Data excerpts:
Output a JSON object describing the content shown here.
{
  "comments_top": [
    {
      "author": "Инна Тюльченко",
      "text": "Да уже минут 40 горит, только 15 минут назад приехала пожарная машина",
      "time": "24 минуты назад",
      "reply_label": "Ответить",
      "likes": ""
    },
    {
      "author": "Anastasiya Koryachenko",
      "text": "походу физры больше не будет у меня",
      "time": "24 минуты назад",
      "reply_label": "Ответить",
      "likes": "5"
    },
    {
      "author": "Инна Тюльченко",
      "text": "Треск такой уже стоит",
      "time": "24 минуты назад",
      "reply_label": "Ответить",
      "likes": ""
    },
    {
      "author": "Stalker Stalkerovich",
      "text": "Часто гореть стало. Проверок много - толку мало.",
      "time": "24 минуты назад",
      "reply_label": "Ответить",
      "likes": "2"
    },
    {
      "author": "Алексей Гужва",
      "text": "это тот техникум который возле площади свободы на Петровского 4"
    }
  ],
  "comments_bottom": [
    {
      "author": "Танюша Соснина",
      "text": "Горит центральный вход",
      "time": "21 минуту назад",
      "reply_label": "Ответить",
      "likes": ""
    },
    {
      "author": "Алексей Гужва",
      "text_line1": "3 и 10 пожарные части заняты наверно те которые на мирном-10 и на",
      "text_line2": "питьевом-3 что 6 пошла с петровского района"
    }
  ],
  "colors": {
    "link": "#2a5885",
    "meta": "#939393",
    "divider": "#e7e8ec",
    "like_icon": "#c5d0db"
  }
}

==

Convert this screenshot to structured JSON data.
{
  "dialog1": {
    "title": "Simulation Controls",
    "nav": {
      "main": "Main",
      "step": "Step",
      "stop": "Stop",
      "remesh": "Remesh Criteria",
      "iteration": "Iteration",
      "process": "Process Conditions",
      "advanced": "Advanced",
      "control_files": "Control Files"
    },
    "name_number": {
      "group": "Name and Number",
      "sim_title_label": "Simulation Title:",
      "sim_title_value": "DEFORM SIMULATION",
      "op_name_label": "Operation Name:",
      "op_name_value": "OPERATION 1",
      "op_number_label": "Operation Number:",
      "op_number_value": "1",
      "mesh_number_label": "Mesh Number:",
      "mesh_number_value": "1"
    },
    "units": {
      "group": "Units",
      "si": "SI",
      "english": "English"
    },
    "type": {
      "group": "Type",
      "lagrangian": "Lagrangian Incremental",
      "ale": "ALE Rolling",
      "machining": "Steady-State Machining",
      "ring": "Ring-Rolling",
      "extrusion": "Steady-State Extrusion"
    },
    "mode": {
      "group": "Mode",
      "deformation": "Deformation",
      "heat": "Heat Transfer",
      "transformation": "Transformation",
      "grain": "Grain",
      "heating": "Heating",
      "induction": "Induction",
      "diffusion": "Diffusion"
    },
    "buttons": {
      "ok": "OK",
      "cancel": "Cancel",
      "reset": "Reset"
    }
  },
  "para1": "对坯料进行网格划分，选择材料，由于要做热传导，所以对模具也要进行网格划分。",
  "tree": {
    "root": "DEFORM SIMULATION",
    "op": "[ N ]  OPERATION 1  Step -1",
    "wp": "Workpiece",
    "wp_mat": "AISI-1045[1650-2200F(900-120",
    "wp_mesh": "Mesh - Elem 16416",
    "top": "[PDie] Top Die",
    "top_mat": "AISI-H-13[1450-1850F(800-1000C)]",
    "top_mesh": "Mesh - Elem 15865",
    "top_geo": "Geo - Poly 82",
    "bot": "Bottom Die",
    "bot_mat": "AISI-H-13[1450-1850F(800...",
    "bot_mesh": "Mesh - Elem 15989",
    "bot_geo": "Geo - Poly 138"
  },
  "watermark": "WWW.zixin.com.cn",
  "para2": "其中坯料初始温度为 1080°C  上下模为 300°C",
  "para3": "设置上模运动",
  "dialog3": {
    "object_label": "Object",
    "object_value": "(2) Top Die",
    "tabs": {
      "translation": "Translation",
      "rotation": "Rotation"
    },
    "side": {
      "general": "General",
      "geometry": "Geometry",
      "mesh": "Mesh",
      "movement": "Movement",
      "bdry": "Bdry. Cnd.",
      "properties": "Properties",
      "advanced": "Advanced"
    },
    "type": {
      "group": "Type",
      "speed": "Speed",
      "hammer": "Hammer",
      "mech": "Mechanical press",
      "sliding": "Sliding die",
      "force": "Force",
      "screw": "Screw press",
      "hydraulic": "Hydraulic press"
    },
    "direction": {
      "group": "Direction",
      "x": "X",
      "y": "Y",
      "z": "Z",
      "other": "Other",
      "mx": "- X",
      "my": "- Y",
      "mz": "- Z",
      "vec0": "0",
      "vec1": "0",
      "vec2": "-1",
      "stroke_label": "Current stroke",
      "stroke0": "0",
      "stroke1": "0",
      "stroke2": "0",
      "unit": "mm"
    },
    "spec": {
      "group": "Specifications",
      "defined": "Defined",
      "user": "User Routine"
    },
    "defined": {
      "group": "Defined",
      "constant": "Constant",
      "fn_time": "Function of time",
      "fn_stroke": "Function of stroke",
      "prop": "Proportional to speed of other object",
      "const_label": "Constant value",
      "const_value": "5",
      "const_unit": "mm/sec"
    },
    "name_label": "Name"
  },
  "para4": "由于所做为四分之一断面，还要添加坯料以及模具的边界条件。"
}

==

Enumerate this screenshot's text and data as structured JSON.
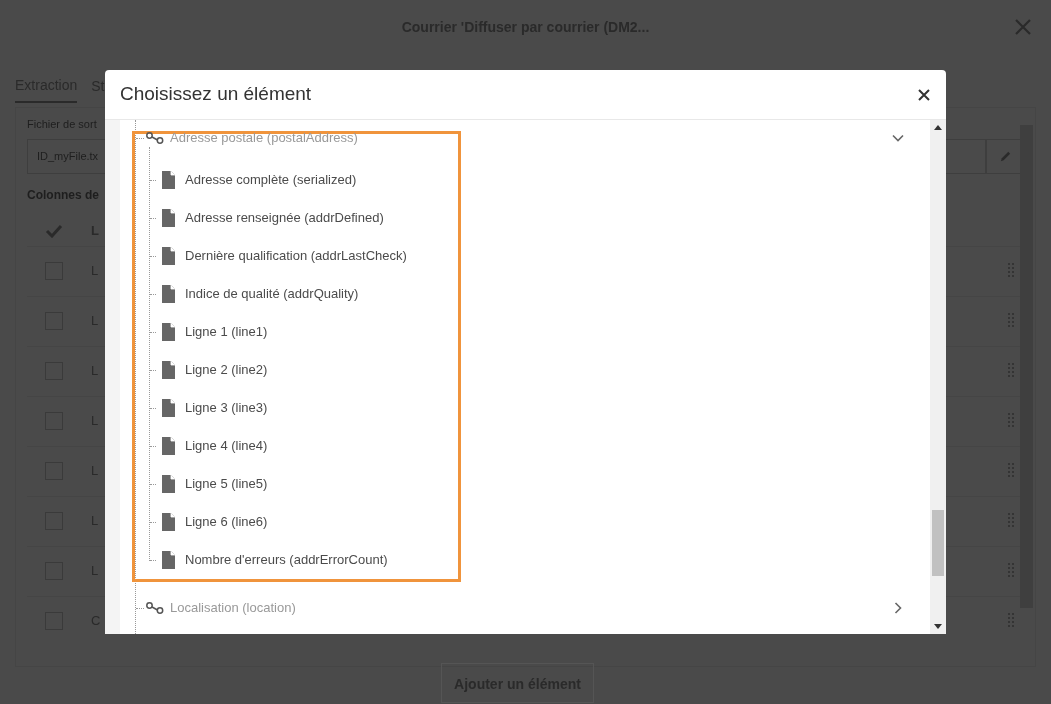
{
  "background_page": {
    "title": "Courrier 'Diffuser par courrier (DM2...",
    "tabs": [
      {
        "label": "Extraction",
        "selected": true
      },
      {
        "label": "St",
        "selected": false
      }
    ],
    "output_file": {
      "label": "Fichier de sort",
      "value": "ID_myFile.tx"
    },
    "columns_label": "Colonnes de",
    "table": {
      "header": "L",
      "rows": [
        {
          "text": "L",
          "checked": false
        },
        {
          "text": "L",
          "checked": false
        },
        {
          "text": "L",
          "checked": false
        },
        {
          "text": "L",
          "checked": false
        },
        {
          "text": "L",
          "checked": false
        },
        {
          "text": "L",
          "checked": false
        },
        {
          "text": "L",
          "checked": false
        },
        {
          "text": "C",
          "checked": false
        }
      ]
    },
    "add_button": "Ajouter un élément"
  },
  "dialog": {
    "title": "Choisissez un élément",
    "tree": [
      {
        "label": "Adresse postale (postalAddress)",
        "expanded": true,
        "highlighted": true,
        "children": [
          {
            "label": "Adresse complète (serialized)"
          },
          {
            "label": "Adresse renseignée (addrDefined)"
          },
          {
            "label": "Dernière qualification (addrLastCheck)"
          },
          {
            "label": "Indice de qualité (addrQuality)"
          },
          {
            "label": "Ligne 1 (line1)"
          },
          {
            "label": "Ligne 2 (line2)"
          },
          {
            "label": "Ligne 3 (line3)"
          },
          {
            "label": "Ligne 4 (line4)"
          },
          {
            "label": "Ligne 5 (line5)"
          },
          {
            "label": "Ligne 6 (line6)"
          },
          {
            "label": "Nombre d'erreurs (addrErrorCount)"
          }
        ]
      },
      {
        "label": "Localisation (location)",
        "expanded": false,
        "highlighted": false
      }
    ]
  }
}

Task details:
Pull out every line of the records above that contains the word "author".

Exercise output:
      "author": "Инна Тюльченко",
      "author": "Anastasiya Koryachenko",
      "author": "Инна Тюльченко",
      "author": "Stalker Stalkerovich",
      "author": "Алексей Гужва",
      "author": "Танюша Соснина",
      "author": "Алексей Гужва",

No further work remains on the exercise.